The Green Sheet Online Edition
December 10, 2012 • Issue 12:12:01
Loyalty and the holiday spirit
Much discussion in the payments industry is devoted to how to keep merchants loyal to ISOs and merchant level salespeople (MLSs). But during the holiday season, sales organizations and agents might ask themselves how they can stay loyal to their merchants.
No doubt the holiday shopping season is pressure packed for merchants. But it is also the prime time for retailers to expand their customer base, as shoppers can be won over by great customer service and become loyal customers into the future. ISOs and MLSs can also cement relationships with merchants by demonstrating they can be counted on when merchants need them the most.

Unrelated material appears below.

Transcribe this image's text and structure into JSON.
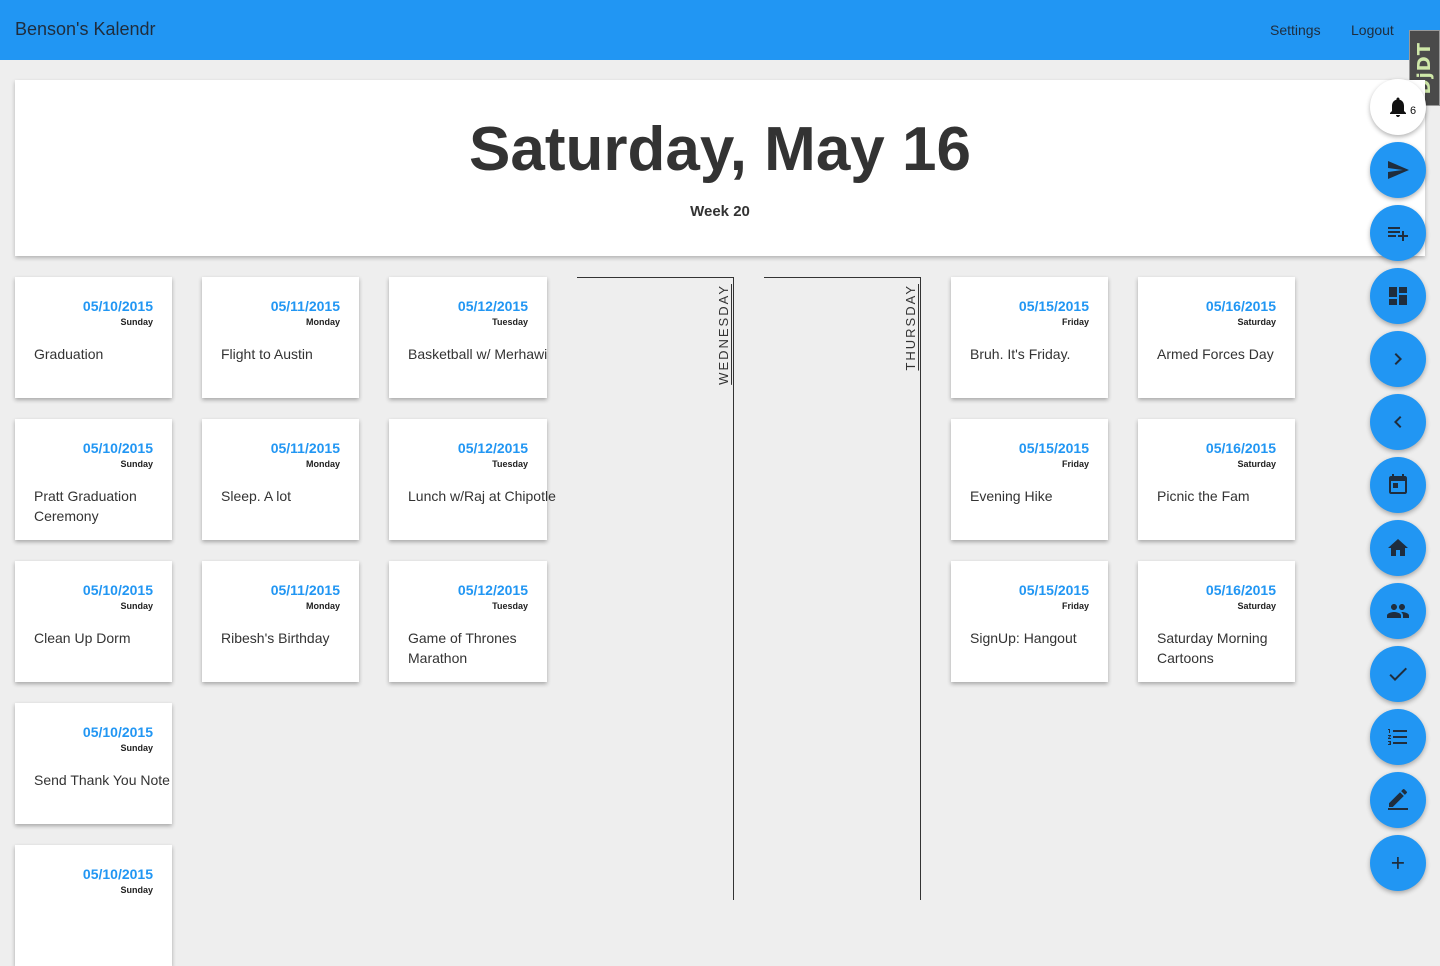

During these hectic days, prospective merchant customers are not keen on sales calls, but a quick drop-in by MLSs on merchants already in their portfolios might make for a potent differentiator. Take a quick look around and see how business is doing. If there is time, engage the business owner or clerk about POS issues. Ask how the terminal is functioning, whether enough supplies are on hand, etc.
MLSs can also purchase something at the store, be it an eye-catching knick knack or an item the agent planned to purchase online. By buying gifts from their merchants, MLSs show reciprocal loyalty. Not only are they adding to the merchant's bottom line, they are offering a powerful gesture of allegiance.
Serving those less prosperous
An underperforming merchant might be especially thankful with a drop-in during the holidays. And there is value in focusing on local shops with lower revenues but with good growth potential. Agents can bring their experience and expertise to suggest ways merchants with lackluster sales can increase their results, such as with a loyalty program, cash advance or perhaps a charitable giving solution.
That is what the holiday season is all about: focusing on those less fortunate than ourselves and trying to help improve their lives, or at least their spirits. A few minutes of personal attention, advice and words of encouragement could make the difference for a struggling mom-and-pop shop in resolving to keep its doors open into 2013, turning the financial corner and then rewarding its service provider with loyalty long into the future.
Notice to readers: These are archived articles. Contact names or information may be out of date. We regret any inconvenience.